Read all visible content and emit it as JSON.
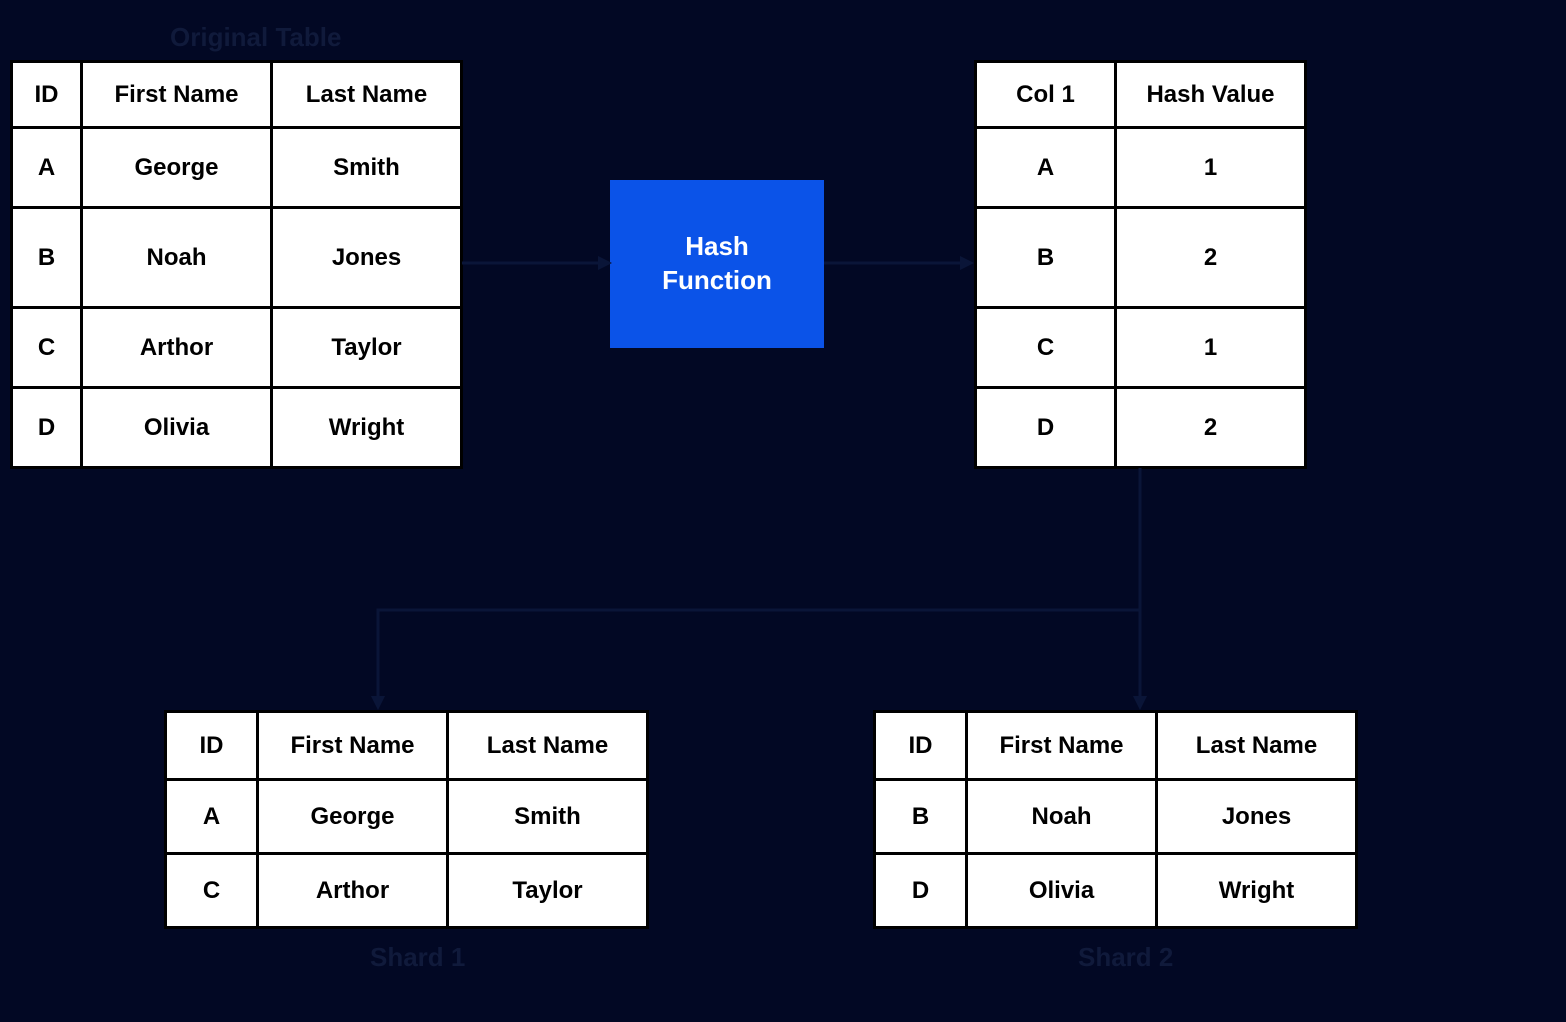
{
  "labels": {
    "original": "Original Table",
    "shard1": "Shard 1",
    "shard2": "Shard 2",
    "hash_function": "Hash\nFunction"
  },
  "original_table": {
    "headers": [
      "ID",
      "First Name",
      "Last Name"
    ],
    "rows": [
      [
        "A",
        "George",
        "Smith"
      ],
      [
        "B",
        "Noah",
        "Jones"
      ],
      [
        "C",
        "Arthor",
        "Taylor"
      ],
      [
        "D",
        "Olivia",
        "Wright"
      ]
    ]
  },
  "hash_table": {
    "headers": [
      "Col 1",
      "Hash Value"
    ],
    "rows": [
      [
        "A",
        "1"
      ],
      [
        "B",
        "2"
      ],
      [
        "C",
        "1"
      ],
      [
        "D",
        "2"
      ]
    ]
  },
  "shard1": {
    "headers": [
      "ID",
      "First Name",
      "Last Name"
    ],
    "rows": [
      [
        "A",
        "George",
        "Smith"
      ],
      [
        "C",
        "Arthor",
        "Taylor"
      ]
    ]
  },
  "shard2": {
    "headers": [
      "ID",
      "First Name",
      "Last Name"
    ],
    "rows": [
      [
        "B",
        "Noah",
        "Jones"
      ],
      [
        "D",
        "Olivia",
        "Wright"
      ]
    ]
  }
}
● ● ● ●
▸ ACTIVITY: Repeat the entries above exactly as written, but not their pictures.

▸ REPLY:
Read all visible content and emit it as JSON.
{
  "labels": {
    "original": "Original Table",
    "shard1": "Shard 1",
    "shard2": "Shard 2",
    "hash_function": "Hash\nFunction"
  },
  "original_table": {
    "headers": [
      "ID",
      "First Name",
      "Last Name"
    ],
    "rows": [
      [
        "A",
        "George",
        "Smith"
      ],
      [
        "B",
        "Noah",
        "Jones"
      ],
      [
        "C",
        "Arthor",
        "Taylor"
      ],
      [
        "D",
        "Olivia",
        "Wright"
      ]
    ]
  },
  "hash_table": {
    "headers": [
      "Col 1",
      "Hash Value"
    ],
    "rows": [
      [
        "A",
        "1"
      ],
      [
        "B",
        "2"
      ],
      [
        "C",
        "1"
      ],
      [
        "D",
        "2"
      ]
    ]
  },
  "shard1": {
    "headers": [
      "ID",
      "First Name",
      "Last Name"
    ],
    "rows": [
      [
        "A",
        "George",
        "Smith"
      ],
      [
        "C",
        "Arthor",
        "Taylor"
      ]
    ]
  },
  "shard2": {
    "headers": [
      "ID",
      "First Name",
      "Last Name"
    ],
    "rows": [
      [
        "B",
        "Noah",
        "Jones"
      ],
      [
        "D",
        "Olivia",
        "Wright"
      ]
    ]
  }
}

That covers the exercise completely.